= Task directions =
Filter the records, keeping every line that has the string "石川県小松市の国道で高齢女性はねられ死亡".
====
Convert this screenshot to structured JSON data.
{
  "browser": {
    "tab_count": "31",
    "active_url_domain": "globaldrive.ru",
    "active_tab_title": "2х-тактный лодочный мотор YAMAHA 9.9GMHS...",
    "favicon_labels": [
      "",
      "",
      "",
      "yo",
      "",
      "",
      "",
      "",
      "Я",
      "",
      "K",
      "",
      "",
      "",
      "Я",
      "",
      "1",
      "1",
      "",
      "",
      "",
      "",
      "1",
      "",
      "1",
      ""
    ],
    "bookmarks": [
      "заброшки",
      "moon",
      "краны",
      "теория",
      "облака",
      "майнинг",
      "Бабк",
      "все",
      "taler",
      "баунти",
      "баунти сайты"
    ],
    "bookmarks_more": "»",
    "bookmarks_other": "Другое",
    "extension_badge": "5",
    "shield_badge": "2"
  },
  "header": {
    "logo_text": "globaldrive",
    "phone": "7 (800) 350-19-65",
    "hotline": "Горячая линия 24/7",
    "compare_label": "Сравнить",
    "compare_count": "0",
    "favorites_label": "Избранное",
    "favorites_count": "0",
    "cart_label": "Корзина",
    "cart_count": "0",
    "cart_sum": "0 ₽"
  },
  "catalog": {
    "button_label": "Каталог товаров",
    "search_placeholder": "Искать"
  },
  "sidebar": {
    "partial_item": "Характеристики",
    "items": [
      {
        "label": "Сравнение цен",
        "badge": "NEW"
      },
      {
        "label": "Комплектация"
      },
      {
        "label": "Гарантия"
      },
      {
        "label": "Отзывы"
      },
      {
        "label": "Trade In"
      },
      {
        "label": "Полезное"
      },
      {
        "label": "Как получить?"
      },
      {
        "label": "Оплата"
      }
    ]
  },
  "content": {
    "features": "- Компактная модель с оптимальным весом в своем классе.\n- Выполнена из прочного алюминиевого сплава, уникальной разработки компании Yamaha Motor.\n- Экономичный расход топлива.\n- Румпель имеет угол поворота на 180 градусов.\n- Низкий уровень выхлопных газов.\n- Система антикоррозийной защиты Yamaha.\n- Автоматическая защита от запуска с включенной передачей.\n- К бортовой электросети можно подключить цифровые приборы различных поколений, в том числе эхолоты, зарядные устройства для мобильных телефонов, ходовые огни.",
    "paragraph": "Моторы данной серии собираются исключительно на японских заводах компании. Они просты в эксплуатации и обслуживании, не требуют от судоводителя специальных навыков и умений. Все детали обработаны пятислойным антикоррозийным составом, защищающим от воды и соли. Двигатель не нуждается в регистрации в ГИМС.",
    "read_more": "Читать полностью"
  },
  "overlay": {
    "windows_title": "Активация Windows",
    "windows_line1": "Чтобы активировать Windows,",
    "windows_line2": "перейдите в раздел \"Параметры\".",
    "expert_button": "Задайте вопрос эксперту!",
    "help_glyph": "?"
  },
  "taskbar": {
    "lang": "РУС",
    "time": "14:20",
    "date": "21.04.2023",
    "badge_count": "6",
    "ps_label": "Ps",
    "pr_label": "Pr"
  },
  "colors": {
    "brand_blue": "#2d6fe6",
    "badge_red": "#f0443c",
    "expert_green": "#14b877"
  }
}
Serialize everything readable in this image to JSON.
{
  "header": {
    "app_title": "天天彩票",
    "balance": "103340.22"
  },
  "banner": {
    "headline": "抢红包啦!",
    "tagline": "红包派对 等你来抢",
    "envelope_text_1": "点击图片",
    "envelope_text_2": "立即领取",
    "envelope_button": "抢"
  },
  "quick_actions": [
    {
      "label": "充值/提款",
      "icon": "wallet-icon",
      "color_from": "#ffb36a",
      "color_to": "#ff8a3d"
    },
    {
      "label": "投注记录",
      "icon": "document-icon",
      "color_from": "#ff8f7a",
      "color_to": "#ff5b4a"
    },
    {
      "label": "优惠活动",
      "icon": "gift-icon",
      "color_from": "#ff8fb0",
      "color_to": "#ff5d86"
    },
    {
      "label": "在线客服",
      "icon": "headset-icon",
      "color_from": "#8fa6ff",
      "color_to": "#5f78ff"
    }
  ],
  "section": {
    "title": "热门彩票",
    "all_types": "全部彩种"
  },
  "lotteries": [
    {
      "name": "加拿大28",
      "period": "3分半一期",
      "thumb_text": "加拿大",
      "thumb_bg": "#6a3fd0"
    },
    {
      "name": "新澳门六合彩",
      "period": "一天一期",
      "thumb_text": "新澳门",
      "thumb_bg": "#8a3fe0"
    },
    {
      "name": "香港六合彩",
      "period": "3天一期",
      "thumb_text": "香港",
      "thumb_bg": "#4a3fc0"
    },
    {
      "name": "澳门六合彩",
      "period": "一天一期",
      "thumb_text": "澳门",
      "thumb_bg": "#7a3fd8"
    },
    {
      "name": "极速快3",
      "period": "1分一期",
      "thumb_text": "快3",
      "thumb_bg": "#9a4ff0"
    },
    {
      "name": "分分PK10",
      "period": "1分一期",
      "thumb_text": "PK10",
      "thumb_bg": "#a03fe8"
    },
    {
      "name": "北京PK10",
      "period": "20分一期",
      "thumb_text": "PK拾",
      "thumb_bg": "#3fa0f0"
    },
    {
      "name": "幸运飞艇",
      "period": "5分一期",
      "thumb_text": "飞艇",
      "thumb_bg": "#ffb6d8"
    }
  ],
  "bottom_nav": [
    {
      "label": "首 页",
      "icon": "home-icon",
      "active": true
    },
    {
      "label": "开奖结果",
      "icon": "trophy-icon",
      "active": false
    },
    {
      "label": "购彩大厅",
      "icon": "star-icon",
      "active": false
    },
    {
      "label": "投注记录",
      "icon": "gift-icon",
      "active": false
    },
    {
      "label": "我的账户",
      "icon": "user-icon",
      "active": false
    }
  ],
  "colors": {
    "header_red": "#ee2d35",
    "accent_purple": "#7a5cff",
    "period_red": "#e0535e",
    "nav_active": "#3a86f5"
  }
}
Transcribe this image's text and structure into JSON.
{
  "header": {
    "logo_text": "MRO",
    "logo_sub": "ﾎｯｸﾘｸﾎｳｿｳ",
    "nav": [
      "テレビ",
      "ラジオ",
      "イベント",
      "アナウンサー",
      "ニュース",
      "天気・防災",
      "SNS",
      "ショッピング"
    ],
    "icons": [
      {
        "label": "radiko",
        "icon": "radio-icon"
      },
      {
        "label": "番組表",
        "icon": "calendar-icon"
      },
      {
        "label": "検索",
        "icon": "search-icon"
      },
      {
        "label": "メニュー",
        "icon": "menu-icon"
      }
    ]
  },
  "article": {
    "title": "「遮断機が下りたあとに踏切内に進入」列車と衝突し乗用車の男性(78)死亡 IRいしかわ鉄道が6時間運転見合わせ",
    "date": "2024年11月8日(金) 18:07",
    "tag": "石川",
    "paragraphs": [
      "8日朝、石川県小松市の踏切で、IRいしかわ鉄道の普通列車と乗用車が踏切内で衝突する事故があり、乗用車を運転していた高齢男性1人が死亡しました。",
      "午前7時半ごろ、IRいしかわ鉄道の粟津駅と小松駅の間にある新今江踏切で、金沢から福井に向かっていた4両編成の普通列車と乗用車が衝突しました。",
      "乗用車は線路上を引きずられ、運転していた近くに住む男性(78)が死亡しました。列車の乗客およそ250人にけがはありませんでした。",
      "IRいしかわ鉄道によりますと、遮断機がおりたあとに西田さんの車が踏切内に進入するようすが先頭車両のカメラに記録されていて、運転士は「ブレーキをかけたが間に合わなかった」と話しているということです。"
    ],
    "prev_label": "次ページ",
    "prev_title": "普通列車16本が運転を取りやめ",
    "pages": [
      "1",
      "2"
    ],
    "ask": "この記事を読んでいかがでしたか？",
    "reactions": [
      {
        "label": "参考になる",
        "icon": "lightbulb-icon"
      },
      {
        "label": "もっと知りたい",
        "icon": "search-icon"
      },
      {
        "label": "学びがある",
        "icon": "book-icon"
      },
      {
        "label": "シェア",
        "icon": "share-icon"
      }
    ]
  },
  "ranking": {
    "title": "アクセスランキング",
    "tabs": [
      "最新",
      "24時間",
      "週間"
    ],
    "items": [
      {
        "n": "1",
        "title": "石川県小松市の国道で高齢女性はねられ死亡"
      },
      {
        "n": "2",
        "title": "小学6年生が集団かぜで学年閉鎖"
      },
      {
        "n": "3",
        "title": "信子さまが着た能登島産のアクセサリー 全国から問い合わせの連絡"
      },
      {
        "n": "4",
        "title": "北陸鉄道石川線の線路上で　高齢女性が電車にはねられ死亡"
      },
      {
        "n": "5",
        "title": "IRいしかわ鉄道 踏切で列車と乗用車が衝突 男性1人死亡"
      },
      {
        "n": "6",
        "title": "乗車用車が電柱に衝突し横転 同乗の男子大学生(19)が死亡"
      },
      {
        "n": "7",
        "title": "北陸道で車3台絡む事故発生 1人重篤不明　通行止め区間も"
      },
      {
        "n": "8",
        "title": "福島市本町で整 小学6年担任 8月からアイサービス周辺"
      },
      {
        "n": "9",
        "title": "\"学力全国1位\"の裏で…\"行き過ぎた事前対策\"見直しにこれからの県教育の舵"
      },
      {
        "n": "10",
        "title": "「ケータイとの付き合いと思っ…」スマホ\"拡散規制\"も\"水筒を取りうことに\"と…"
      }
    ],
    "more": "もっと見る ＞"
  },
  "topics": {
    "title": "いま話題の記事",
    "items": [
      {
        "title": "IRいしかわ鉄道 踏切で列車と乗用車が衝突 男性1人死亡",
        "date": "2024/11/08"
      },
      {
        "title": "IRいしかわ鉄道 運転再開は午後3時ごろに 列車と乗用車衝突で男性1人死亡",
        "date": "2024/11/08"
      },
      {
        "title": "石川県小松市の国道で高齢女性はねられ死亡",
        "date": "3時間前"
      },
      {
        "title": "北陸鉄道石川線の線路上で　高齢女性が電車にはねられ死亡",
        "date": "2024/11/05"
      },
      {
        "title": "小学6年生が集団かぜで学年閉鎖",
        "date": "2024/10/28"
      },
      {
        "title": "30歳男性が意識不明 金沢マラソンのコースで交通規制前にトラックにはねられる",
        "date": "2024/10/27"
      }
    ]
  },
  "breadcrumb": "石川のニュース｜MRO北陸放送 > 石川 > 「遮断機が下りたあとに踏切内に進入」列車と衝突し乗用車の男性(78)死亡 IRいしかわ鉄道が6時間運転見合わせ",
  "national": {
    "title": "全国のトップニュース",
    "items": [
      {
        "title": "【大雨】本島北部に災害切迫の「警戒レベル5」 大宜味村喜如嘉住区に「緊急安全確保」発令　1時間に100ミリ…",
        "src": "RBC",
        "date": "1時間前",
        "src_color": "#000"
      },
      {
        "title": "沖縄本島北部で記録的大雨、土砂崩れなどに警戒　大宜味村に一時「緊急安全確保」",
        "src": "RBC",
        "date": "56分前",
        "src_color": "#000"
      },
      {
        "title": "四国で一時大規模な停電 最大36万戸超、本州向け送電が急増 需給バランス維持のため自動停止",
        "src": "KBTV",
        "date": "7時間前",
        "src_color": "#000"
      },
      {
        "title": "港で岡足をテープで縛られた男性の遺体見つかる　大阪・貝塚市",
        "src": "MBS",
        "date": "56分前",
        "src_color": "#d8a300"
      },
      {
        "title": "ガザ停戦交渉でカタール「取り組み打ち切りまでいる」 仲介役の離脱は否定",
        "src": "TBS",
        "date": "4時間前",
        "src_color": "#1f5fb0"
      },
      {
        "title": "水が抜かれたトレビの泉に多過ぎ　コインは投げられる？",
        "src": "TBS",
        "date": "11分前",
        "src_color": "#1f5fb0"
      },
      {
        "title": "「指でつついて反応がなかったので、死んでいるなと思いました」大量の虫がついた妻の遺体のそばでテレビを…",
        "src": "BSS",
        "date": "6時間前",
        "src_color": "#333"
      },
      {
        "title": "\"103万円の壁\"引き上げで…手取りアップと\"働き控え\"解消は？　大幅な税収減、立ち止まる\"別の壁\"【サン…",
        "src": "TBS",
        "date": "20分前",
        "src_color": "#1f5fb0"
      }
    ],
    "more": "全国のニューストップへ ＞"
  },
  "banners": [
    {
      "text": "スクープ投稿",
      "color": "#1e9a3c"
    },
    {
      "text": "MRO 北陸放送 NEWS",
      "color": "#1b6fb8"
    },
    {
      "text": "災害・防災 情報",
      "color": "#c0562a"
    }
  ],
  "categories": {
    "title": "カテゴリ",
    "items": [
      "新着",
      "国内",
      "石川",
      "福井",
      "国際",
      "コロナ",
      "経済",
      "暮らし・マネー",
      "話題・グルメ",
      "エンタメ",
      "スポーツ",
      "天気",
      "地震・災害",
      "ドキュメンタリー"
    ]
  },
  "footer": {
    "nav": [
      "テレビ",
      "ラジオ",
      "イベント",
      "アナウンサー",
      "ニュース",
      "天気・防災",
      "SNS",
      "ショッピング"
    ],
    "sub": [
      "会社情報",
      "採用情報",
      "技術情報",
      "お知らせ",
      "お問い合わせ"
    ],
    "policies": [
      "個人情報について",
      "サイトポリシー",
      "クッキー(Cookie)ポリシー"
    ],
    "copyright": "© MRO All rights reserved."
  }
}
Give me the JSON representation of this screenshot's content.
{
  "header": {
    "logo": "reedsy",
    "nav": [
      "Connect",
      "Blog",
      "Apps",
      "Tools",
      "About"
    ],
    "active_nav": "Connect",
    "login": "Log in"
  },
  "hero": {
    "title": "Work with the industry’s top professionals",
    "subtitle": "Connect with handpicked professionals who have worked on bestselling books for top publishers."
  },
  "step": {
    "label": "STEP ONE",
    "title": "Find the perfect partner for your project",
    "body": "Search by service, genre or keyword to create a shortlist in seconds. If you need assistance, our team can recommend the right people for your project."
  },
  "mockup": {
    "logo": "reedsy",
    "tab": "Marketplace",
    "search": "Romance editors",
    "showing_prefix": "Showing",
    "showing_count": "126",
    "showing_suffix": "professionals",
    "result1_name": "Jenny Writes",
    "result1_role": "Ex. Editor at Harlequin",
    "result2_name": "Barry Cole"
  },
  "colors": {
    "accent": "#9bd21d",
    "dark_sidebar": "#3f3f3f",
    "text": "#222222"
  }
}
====
= Solved exercise =
        "title": "石川県小松市の国道で高齢女性はねられ死亡"
        "title": "石川県小松市の国道で高齢女性はねられ死亡",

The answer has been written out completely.